In the epilogue to the fifth edition of Wilderness and the American Mind, Roderick Frazier Nash postulates that civilization might need to transition over the course of the next thousand years from our current model, in which we have preserved small remnants of our wild landscapes almost like museum pieces of what once was, to a new model in which civilization itself occupies the smaller footprint, surrounded by larger spaces for free-ranging nature. Technological advances that allow us to grow food and produce energy with less space would be required, as would a new-found understanding that nature possesses an unqualified value in itself, and should therefore be afforded its own proportional space.
I admit that this is an intriguing vision of the future, and one that may very well need to come to pass.

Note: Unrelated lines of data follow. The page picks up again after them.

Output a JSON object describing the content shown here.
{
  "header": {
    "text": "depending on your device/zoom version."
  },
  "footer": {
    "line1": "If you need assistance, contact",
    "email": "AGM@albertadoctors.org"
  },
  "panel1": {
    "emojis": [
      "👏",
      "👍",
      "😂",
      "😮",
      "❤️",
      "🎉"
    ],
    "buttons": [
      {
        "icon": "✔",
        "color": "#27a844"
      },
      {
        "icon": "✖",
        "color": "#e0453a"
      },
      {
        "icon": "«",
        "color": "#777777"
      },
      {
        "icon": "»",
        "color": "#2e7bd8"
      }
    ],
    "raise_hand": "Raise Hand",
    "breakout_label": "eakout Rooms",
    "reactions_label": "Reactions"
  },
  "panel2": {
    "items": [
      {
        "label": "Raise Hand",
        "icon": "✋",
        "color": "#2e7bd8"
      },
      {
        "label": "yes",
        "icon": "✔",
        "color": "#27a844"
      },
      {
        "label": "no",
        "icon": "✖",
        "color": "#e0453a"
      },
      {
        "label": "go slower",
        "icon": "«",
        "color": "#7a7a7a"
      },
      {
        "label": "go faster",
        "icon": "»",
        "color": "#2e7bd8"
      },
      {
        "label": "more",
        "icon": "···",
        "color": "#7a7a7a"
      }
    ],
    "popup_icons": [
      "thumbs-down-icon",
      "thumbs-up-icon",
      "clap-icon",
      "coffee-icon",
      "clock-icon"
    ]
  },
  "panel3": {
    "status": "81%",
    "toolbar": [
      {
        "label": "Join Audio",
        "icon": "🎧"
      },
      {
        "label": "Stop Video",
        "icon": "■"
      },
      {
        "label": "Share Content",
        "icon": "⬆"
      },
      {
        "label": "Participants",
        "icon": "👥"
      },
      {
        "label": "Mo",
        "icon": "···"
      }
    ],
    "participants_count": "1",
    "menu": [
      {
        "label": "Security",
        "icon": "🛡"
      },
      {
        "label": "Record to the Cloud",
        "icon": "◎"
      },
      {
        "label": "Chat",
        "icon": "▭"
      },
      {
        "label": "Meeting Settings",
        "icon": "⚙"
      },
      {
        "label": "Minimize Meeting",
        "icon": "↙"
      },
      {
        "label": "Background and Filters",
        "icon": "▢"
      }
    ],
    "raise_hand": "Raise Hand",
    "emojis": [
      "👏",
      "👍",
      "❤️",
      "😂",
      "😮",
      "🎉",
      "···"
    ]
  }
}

However, I’m reasonably certain that many people alive today would be unhappy at the required sacrifices. This is not the type of thing that could be achieved through land acquisition, government mandate, or even the drifting of values between generations; nature appreciation on its own is insufficient to motivate such radical changes.
Rather, I suspect an external shock would be needed to prompt such a paradigm shift: the eminent collapse of ecosystems, the human death toll as parts of the Earth become uninhabitable, the absence of other habitable worlds and/or the realization that interstellar travel is a futile endeavor given the astronomical distances involved. We humans do seem to respond to crises relatively well, even the ones of our own making, so if we see the walls beginning to crack around us we’re more likely to do something about it.
The fear is that if we don’t, the Earth may not be able to support an ever-growing, resource-hungry human population indefinitely. The more of us there are, the less room there will be for other forms of life, and eventually we will discover the ceiling of how many humans there can possibly be just as we begin a violent and painful crash. Few animal species would survive other than those we have domesticated, or the things like pigeons, cockroaches, and rats that have found niches for themselves scurrying about our feet.
So why should we preserve wilderness? The reasons are many, beginning with the joy that it brings to the people who visit them. Wilderness was once the home of Homo sapiens, even if it took its near eradication to recognize its value. Through wilderness we get a fleeting glimpse of what life on Earth was like for the millions of years before our appearance, even if the particulars have changed (maples instead of sequoias, herons instead of pterodactyls). And wilderness may be a key part of the balance we will need to achieve to sustain an advanced civilization on this one known habitable world.